Malala Yousafzai, the teenage activist Pakistani Pashtun girl shot in the neck and head by a Taliban terrorist on Oct. 9, is walking, writing and aware of the international attention her case had attracted, according to the medial director at Queen Elizabeth Hospital in Birmingham, U.K., where the patient is being treated.
She can’t talk yet due to a tracheotomy tube, but she is expected to recover her motor skills. The medical staff told the press she gave consent to share the details of her medical condition.
"She is not out of the woods yet," Dr. Dave Rosser told the Associated Press on Friday. Yousafzai is fighting an infection possibly contracted by the head wound.
Yousafzai, who is believed to be 14 or 15, was shot walking home from school on Oct. 9 in Sway province. She was targeted for her literacy and education activism and has become a potent symbol among the country’s moderates. She was 11 years old when she began writing a blog for the BBC to highlight the Tehrik-i-Taliban Pakistan’s (TTP) violent efforts to purge girls’ education from areas it controls inside Pakistan.
The brazen assault on the girl may compel the government to address its lack of control over terrorist activity in the country’s restive north. In 2008 alone, the BBC said an estimated 150 schools were shut down or destroyed in areas where the radical Islamists are checking Pakistan’s state authority.
A 2009 documentary by award-winning Pakistani-Canadian journalist Sharmeen Obaid-Chinay highlighted for the PBS news program “Frontline” the Taliban’s attempts to demolish girls’ schools. The Pakistan military has claimed that Swat is under government control, but militants of the Tehrik-i-Taliban Pakistan still roam the region with impunity, attempting to impose a radical form of Shariah and forcing young boys into mosque-administered radical Islamic education, propagating the next generation of militants.

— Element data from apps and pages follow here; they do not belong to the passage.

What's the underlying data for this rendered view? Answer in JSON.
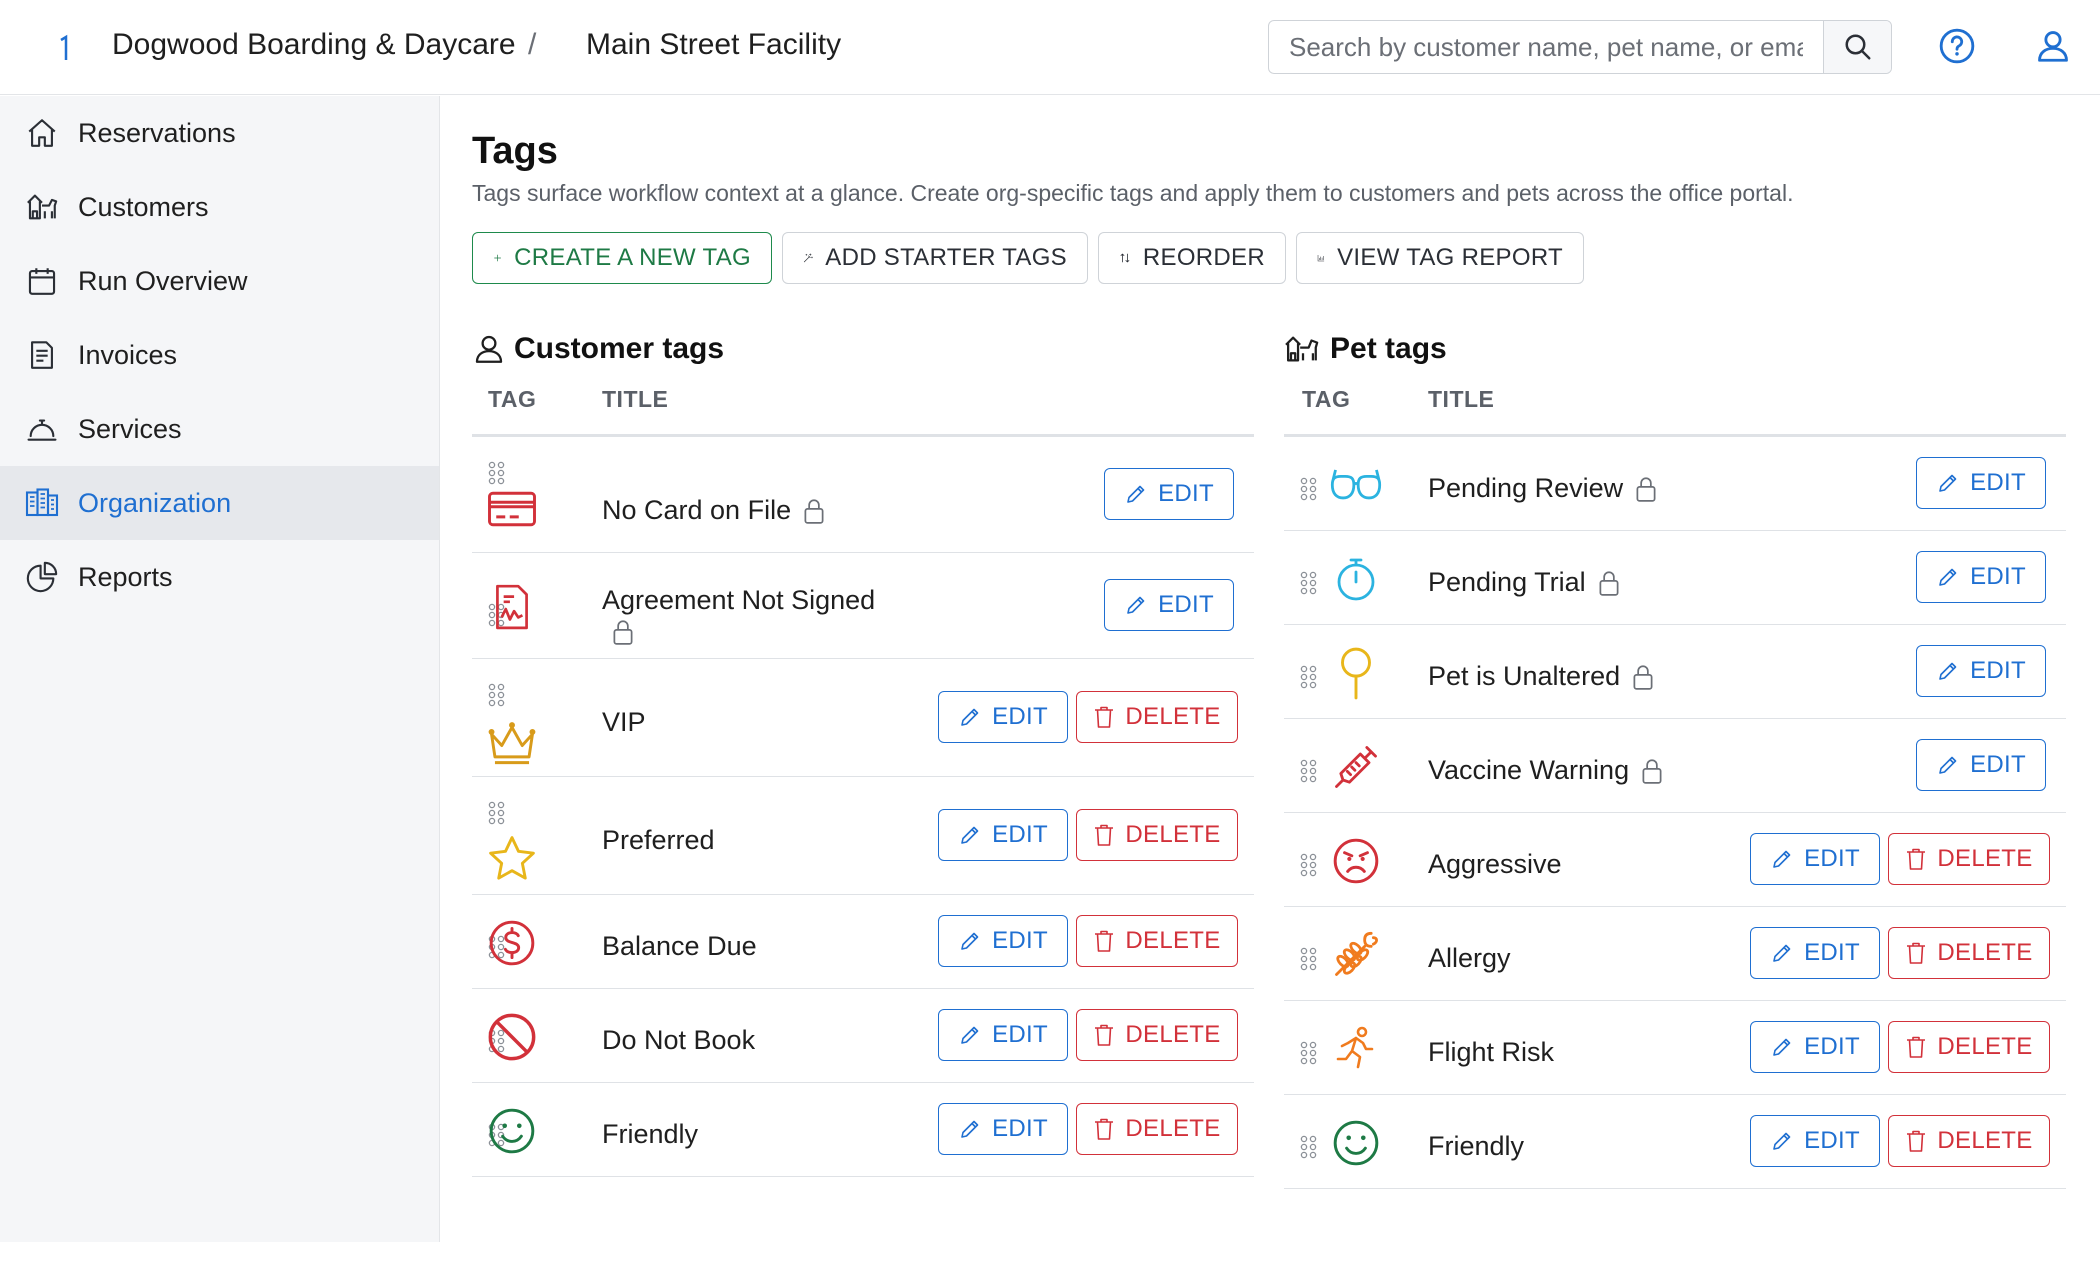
{
  "header": {
    "org_name": "Dogwood Boarding & Daycare",
    "separator": "/",
    "facility": "Main Street Facility",
    "search_placeholder": "Search by customer name, pet name, or email"
  },
  "sidebar": {
    "items": [
      {
        "label": "Reservations",
        "icon": "home-icon"
      },
      {
        "label": "Customers",
        "icon": "dog-house-icon"
      },
      {
        "label": "Run Overview",
        "icon": "calendar-icon"
      },
      {
        "label": "Invoices",
        "icon": "invoice-icon"
      },
      {
        "label": "Services",
        "icon": "service-bell-icon"
      },
      {
        "label": "Organization",
        "icon": "buildings-icon",
        "active": true
      },
      {
        "label": "Reports",
        "icon": "pie-chart-icon"
      }
    ]
  },
  "page": {
    "title": "Tags",
    "description": "Tags surface workflow context at a glance. Create org-specific tags and apply them to customers and pets across the office portal."
  },
  "actions": {
    "create": "CREATE A NEW TAG",
    "starter": "ADD STARTER TAGS",
    "reorder": "REORDER",
    "report": "VIEW TAG REPORT"
  },
  "labels": {
    "edit": "EDIT",
    "delete": "DELETE",
    "col_tag": "TAG",
    "col_title": "TITLE"
  },
  "customer_tags": {
    "title": "Customer tags",
    "rows": [
      {
        "title": "No Card on File",
        "locked": true,
        "icon": "credit-card-icon",
        "color": "#d2313a"
      },
      {
        "title": "Agreement Not Signed",
        "locked": true,
        "icon": "signed-document-icon",
        "color": "#d2313a"
      },
      {
        "title": "VIP",
        "locked": false,
        "icon": "crown-icon",
        "color": "#d89b1a"
      },
      {
        "title": "Preferred",
        "locked": false,
        "icon": "star-icon",
        "color": "#e8b61a"
      },
      {
        "title": "Balance Due",
        "locked": false,
        "icon": "dollar-circle-icon",
        "color": "#d2313a"
      },
      {
        "title": "Do Not Book",
        "locked": false,
        "icon": "prohibited-icon",
        "color": "#d2313a"
      },
      {
        "title": "Friendly",
        "locked": false,
        "icon": "smile-icon",
        "color": "#1e7a45"
      }
    ]
  },
  "pet_tags": {
    "title": "Pet tags",
    "rows": [
      {
        "title": "Pending Review",
        "locked": true,
        "icon": "glasses-icon",
        "color": "#2bb3e0"
      },
      {
        "title": "Pending Trial",
        "locked": true,
        "icon": "stopwatch-icon",
        "color": "#2bb3e0"
      },
      {
        "title": "Pet is Unaltered",
        "locked": true,
        "icon": "pin-icon",
        "color": "#e8b61a"
      },
      {
        "title": "Vaccine Warning",
        "locked": true,
        "icon": "syringe-icon",
        "color": "#d2313a"
      },
      {
        "title": "Aggressive",
        "locked": false,
        "icon": "angry-face-icon",
        "color": "#d2313a"
      },
      {
        "title": "Allergy",
        "locked": false,
        "icon": "wheat-icon",
        "color": "#f07b1e"
      },
      {
        "title": "Flight Risk",
        "locked": false,
        "icon": "running-icon",
        "color": "#f07b1e"
      },
      {
        "title": "Friendly",
        "locked": false,
        "icon": "smile-icon",
        "color": "#1e7a45"
      }
    ]
  },
  "colors": {
    "accent": "#1f6fd1",
    "danger": "#d2313a",
    "success": "#1e7a45"
  }
}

Meanwhile, the Pakistani Taliban is intransigent. In recent days it has issued threats to Pakistan’s “filthy, Godless media” for taking “huge advantage of this situation.” Apparently, Pakistan’s brutal terrorists overestimated the willingness of Pakistan’s larger society to embrace the idea of gunning down children who like to go to school.